### YOUR INSTRUCTIONS:
Scan the records below and say how many lines include the word "this", giving no other text.

### DATA TO USE:
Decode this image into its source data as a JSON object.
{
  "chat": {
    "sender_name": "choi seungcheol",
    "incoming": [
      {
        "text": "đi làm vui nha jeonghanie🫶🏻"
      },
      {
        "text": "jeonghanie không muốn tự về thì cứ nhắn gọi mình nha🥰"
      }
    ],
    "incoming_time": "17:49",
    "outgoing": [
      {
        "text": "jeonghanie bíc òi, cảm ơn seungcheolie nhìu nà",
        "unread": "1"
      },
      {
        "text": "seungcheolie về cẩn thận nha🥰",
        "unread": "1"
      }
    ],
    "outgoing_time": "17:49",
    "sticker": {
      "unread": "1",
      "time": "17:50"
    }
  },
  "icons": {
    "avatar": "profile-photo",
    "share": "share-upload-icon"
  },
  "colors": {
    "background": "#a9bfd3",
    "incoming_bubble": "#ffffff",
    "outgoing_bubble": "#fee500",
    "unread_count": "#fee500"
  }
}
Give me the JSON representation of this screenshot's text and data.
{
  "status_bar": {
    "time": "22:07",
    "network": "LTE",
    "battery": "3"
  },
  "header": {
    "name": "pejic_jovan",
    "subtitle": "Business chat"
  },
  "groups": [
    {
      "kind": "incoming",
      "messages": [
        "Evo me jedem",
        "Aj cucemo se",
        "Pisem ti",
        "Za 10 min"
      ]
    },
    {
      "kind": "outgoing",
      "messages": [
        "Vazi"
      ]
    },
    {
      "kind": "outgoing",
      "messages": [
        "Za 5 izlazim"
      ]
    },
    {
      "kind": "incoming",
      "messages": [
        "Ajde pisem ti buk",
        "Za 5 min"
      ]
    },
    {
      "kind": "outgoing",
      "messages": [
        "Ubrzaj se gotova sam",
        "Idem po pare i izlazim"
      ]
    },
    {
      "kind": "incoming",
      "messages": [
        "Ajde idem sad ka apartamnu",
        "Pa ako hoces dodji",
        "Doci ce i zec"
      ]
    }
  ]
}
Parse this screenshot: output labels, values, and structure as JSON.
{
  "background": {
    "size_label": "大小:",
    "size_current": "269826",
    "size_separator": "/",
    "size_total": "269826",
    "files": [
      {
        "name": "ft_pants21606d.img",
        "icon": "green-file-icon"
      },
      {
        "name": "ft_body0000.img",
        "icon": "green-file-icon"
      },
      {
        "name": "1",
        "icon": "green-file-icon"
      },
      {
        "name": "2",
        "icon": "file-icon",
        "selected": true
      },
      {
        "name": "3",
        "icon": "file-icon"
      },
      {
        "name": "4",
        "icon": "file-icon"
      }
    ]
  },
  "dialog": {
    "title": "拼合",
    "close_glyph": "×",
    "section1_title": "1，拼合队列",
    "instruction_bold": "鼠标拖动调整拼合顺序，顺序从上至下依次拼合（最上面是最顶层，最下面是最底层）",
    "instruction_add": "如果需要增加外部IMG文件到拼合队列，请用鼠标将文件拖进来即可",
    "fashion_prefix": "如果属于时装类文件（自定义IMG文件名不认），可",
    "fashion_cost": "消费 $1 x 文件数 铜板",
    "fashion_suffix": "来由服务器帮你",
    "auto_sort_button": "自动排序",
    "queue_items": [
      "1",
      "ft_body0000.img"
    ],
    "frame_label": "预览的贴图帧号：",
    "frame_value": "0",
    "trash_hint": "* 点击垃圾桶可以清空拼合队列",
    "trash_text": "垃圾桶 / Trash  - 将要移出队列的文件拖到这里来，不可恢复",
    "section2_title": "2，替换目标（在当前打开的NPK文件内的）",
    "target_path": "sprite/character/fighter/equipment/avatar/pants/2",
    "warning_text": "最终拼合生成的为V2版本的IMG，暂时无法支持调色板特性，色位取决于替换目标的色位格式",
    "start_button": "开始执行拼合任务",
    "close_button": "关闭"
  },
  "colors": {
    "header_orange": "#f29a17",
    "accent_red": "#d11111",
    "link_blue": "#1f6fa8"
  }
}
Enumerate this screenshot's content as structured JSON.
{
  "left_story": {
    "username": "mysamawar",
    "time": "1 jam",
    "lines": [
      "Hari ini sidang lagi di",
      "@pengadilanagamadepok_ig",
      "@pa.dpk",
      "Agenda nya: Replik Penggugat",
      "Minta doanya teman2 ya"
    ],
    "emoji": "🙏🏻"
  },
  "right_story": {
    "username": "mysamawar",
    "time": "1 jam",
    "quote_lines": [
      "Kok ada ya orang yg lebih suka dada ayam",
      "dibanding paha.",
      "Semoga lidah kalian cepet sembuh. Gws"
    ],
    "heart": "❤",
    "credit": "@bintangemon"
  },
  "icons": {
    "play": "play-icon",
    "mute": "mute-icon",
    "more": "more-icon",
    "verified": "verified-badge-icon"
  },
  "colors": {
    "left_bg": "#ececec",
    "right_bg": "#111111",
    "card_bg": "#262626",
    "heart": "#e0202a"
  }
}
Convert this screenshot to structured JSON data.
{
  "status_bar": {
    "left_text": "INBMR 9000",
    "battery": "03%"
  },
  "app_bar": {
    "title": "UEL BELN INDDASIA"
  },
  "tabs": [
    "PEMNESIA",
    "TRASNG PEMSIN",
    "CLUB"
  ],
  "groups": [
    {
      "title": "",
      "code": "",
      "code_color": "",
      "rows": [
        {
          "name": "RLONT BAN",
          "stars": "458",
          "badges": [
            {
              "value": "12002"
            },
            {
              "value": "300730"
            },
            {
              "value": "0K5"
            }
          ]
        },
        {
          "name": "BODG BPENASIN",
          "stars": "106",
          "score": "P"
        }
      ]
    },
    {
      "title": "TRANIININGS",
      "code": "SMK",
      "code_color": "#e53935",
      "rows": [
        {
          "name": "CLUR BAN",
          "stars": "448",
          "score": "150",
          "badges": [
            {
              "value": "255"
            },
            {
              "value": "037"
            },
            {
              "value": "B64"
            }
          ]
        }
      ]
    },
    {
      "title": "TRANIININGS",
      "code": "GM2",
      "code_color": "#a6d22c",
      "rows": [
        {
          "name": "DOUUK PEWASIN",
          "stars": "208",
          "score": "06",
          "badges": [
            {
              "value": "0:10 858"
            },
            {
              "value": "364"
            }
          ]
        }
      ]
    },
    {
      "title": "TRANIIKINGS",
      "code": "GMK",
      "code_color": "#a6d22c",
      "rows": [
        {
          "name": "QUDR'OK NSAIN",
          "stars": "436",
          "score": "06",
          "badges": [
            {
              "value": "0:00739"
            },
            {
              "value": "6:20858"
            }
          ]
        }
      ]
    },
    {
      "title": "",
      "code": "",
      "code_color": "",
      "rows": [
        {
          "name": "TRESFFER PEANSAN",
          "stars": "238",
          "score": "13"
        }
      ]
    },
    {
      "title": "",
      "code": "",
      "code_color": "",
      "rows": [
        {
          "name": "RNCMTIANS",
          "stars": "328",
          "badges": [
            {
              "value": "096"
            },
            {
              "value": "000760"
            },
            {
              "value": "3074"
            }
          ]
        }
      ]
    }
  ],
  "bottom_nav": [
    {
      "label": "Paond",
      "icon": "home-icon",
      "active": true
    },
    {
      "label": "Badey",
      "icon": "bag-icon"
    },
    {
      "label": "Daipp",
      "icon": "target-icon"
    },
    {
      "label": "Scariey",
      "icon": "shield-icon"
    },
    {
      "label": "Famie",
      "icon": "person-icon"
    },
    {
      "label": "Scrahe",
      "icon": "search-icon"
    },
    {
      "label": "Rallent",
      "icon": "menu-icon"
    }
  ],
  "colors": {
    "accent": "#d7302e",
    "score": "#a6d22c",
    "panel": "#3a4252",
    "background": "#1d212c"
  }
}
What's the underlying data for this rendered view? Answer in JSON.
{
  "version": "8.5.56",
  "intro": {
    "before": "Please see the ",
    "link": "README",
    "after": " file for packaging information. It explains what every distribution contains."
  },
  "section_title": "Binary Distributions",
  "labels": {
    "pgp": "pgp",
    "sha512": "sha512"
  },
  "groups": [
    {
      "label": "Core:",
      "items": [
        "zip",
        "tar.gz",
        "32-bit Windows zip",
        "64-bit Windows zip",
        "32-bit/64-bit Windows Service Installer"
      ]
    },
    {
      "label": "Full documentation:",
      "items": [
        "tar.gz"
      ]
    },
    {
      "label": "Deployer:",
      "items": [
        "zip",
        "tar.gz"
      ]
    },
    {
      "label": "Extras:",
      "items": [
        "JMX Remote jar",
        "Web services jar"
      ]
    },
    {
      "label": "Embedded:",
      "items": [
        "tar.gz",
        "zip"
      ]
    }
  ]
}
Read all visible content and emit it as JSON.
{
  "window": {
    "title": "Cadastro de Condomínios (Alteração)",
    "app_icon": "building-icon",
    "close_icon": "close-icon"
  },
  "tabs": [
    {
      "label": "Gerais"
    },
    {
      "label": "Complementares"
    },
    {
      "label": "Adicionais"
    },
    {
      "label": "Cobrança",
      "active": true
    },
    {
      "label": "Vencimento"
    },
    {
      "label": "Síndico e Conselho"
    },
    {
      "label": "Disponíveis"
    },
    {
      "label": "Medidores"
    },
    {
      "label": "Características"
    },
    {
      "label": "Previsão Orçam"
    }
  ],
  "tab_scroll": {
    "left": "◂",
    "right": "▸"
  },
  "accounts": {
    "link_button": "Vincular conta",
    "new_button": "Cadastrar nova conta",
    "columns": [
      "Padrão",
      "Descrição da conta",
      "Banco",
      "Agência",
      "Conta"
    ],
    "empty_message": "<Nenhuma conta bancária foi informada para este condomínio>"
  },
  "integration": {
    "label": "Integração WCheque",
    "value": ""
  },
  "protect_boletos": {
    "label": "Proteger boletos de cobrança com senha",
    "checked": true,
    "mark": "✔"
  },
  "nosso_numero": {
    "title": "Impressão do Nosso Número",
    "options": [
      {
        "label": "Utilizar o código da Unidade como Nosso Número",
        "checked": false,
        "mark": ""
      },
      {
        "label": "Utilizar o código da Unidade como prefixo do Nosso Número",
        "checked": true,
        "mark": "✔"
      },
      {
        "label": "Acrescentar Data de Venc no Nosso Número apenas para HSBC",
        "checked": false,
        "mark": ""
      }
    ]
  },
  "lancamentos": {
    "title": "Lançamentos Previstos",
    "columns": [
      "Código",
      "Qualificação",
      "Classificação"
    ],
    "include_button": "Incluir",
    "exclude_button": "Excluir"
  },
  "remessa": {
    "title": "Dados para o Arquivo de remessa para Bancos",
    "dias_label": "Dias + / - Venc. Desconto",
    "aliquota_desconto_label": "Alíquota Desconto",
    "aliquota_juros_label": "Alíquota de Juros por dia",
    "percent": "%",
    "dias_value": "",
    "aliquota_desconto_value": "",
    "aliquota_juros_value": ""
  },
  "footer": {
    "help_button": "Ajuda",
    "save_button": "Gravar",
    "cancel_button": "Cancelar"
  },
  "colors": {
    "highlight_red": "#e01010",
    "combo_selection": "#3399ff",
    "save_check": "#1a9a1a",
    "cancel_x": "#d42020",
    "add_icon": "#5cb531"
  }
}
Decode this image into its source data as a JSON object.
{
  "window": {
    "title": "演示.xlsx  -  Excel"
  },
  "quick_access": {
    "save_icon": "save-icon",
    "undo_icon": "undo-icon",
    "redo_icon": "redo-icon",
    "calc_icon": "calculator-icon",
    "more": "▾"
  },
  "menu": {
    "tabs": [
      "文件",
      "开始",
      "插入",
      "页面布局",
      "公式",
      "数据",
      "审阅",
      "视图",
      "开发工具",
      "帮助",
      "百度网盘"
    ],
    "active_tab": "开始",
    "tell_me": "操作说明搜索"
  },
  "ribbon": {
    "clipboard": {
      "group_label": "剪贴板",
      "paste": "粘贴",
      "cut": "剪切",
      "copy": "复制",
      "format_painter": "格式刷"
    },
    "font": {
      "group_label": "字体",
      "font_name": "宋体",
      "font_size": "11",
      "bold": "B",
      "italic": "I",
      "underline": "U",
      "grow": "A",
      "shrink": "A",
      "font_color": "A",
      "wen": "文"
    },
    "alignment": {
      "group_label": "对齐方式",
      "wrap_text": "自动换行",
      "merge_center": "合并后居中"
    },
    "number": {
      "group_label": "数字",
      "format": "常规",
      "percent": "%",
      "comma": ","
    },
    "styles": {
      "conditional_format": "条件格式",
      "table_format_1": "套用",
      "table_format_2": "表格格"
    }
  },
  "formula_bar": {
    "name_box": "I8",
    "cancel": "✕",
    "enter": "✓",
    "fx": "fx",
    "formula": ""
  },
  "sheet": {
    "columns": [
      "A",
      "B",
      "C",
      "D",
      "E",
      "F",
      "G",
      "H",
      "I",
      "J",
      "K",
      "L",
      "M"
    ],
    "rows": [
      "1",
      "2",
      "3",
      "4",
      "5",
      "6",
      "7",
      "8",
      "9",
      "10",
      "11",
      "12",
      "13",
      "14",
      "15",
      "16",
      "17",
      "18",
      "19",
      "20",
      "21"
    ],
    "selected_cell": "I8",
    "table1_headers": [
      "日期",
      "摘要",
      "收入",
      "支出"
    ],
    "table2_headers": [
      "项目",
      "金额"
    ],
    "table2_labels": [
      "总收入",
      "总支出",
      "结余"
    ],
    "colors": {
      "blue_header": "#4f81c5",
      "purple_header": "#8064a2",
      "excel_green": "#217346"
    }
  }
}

### YOUR RESPONSE:
7